When he had been roused back to consciousness by Mrs. Muriel, Buddha sat up and Mr. Curtis snatched the old fedora from Buddha’s head. He started trying to shape the hat, then looked at Buddha disapprovingly when the hat didn’t fit just right. Buddha shook his head and thought, ‘Yeah, it’s him.’
Spider grabbed Buddha’s hand, having returned from up town with the signed checks, and pulled him up. “You alright? You didn’t have to come in today…”
“You did.” Buddha gave his friend a meaningful, unblinking stare.
“I thought it would help me to stay occupied.” Spider shrugged and turned from the knowing eyes.
“Maybe it’ll help me, too.”
“Cool. Look, since you’re here, no one brought the candles to St. Ferdinand. I need you to get them blessed and get them all back before tomorrow.”
Even though the Prince was a magician, wizard, or priest, he made his living as a pardoner who dealt in religious relics, namely prayer candles. New Orleans is a city built heavily on its Catholic roots. The main example is that the state of Louisiana is divided among parishes, more like a diocese than a state with their counties – even more so is the city of New Orleans because every neighborhood had a church. In the not so distant past the only form of indisputable birth record was the church’s Christening records, and family Bibles with genealogies signed by priests were the forerunners to the Department of Vital Statistics. With that type of ingrained, almost genetic, association with church and the saints, the Prince made a fortune selling prayer candles. The glass candles themselves were painted in Haiti, which shares a voodoo connection to the Church of Rome, then they were blessed by Father Quentin O’Flannery at the church of St. Mary on Ferdinand and Royal in the Faubourg Marigny.
“I better hurry then, because if I’m late, he’ll make me sit through mass. Where’s George?”
“He already went that way with a load of candles, St. Valentine’s day and St. Anthony’s cleaned us out. Plus, he went to get there early so he could be in time for confession.”
Buddha’s temple thumped. “Confession? George is Jewish. Jews don’t confess.”
“Father Lucious says Catholics don’t have a monopoly on sin or confession. Maybe he just wanted someone to talk to.”
Fish ran out from some menial task behind the register and gave Spider a pleading look.
“Yes, Fish, you can go, too.”
Buddha, exasperated with this second change in such a short time, walked out the back door where the old beach combers they used for deliveries usually stood. There in their place were two shiny new Redline Valkyrie series Freestyle bikes. “Where did these come from?”
“A silver guy brought ‘em.”
“Tinman Taz.” Buddha stormed back into the store. “Where did the new bikes come from?” he asked again.

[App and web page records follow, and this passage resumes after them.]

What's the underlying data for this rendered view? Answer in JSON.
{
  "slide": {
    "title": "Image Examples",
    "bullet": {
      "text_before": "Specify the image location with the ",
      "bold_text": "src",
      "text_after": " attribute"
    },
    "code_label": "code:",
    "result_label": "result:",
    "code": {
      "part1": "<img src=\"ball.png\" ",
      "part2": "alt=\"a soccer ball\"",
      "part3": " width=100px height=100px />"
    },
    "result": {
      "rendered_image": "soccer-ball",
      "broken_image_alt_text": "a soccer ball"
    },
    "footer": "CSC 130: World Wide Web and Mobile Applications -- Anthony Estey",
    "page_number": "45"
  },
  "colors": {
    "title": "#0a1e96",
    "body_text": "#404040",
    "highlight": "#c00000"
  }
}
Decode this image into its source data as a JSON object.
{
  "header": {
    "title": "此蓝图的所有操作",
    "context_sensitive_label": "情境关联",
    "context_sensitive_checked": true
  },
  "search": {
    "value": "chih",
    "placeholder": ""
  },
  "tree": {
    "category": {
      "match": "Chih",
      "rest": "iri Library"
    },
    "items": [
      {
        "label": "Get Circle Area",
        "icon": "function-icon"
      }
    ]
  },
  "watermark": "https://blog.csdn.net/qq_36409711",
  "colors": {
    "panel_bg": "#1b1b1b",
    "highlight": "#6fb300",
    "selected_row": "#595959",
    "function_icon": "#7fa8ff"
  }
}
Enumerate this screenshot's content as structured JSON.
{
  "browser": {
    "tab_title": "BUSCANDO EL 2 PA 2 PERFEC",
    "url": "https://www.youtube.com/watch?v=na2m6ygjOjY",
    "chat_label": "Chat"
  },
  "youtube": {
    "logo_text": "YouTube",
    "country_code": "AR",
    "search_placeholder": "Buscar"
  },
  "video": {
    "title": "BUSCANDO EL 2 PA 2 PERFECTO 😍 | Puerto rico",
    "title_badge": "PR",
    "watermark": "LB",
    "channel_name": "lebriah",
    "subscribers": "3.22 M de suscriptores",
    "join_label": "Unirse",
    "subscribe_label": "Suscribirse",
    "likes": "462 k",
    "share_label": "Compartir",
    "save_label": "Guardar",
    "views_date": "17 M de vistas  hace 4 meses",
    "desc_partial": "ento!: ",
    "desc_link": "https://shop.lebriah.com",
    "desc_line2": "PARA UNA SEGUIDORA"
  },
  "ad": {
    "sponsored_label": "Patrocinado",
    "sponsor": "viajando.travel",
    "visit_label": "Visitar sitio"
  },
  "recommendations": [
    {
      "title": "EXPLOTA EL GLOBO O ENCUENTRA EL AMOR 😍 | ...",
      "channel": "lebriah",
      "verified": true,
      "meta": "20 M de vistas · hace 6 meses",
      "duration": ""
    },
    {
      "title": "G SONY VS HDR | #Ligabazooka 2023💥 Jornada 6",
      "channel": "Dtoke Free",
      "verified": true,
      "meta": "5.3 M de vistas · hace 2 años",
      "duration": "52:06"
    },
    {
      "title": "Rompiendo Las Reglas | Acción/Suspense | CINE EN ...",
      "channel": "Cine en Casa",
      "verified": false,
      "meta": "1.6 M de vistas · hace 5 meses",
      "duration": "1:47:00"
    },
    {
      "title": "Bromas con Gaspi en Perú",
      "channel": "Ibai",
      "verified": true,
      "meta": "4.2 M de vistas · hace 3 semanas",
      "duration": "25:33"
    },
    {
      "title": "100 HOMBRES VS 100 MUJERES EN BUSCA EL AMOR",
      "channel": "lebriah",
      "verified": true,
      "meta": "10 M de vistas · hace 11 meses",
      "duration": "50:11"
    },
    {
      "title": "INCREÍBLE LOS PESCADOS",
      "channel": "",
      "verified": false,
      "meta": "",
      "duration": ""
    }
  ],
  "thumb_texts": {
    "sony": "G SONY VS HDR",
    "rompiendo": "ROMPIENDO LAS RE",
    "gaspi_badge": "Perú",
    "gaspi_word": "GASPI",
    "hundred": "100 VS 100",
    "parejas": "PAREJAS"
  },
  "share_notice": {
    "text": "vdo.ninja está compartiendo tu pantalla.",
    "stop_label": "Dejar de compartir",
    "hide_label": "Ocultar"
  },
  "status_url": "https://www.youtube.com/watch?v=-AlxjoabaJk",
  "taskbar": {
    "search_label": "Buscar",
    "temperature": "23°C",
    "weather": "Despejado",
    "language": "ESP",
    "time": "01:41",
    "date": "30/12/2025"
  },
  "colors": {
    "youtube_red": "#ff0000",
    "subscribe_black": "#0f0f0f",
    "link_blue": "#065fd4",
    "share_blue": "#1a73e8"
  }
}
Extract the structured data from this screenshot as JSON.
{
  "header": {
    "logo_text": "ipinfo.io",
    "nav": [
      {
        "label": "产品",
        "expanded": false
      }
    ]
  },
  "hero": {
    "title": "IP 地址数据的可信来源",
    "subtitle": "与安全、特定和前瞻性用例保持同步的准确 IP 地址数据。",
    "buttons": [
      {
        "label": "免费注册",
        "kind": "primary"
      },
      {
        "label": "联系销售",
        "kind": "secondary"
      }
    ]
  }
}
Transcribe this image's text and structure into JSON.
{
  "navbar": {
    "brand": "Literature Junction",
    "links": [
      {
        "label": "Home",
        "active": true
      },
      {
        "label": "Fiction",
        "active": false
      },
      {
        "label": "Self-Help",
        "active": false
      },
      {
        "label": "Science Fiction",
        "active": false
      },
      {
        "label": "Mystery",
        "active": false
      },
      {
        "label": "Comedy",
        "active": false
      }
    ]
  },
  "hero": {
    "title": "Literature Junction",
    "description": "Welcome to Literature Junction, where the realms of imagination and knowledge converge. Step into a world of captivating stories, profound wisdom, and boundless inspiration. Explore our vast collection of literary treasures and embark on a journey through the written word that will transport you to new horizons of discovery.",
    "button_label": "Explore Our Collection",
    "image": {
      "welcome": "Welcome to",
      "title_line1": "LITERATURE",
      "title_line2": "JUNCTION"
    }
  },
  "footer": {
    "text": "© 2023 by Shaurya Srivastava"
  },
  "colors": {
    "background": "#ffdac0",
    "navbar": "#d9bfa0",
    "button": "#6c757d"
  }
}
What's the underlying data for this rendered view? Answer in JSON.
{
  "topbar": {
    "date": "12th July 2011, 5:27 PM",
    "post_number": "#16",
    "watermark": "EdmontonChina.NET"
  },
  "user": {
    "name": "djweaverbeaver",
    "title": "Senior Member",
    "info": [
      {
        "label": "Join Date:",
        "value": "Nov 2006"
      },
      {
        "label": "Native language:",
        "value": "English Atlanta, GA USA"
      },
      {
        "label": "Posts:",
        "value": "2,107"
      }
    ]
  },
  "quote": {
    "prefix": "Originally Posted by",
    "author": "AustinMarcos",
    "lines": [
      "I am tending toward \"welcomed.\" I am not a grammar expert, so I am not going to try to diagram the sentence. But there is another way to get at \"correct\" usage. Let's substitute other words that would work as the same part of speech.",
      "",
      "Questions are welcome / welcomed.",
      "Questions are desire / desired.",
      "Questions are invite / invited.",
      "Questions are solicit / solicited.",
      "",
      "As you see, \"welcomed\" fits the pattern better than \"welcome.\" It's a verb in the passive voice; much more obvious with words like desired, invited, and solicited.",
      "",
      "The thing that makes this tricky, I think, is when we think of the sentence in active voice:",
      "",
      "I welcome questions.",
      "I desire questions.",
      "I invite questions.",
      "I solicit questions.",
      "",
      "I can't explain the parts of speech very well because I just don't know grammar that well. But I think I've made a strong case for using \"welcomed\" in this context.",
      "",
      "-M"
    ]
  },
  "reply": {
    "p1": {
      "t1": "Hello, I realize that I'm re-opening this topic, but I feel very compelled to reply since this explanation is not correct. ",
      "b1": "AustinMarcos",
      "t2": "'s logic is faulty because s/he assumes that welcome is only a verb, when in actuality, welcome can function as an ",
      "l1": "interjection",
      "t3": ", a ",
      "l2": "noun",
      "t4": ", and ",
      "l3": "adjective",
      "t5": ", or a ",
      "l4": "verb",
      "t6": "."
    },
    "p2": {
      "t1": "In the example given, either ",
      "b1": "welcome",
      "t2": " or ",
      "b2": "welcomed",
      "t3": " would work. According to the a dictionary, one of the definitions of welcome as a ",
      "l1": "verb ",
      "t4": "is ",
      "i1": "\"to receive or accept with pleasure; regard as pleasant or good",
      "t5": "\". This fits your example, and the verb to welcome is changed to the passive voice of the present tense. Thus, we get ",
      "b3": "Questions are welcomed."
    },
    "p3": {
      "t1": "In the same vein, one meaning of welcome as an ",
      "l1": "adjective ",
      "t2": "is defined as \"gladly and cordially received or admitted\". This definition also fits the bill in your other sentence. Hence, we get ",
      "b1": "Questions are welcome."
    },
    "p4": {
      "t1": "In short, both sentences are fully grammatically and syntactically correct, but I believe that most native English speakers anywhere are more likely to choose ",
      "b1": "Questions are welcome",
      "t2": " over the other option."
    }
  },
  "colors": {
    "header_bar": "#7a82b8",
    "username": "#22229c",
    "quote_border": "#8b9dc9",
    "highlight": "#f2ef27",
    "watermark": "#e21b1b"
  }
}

“Rambo had ‘em. Tinman Taz brought ‘em since ‘Bo is in jail.” Spider said.
Buddha turned to grab his backpack from the place on the floor where he had fainted earlier, when he had a sickening thought. He froze and stared down at that backpack he carried every day in horror. The backpack was like his world on the go. No matter what life threw at the bald kid, if he had his backpack, he had what he might need. It was like a Bat Utility Belt, a D&D bag of holding, and Hermione’s purse all rolled into one.

Buddha’s grieving mind knew every item in that bag. He also knew that at the bottom of that bag was the letter that he had pulled out of the mailbox on St. Anthony’s Day. What if he had given that letter to Jesi?
Everyone was surprised that Bobby came home early. Would she have had the power to resist that temptation to get high, the temptation that killed her, if she knew he was coming home?
The boy shook his head and put on the backpack. Only now, it wasn’t the comfortable bag that gave him his strength. It was an anvil with straps. He set it down on the chair and said, “Hey, I’m gonna leave this here.”
There was an audible gasp as Mrs. Muriel and Spider said in chorus, “You never.”
Buddha rubbed his eyes with his palms and shouted, “Well people change, dammit!” he snatched up the candles and stormed out.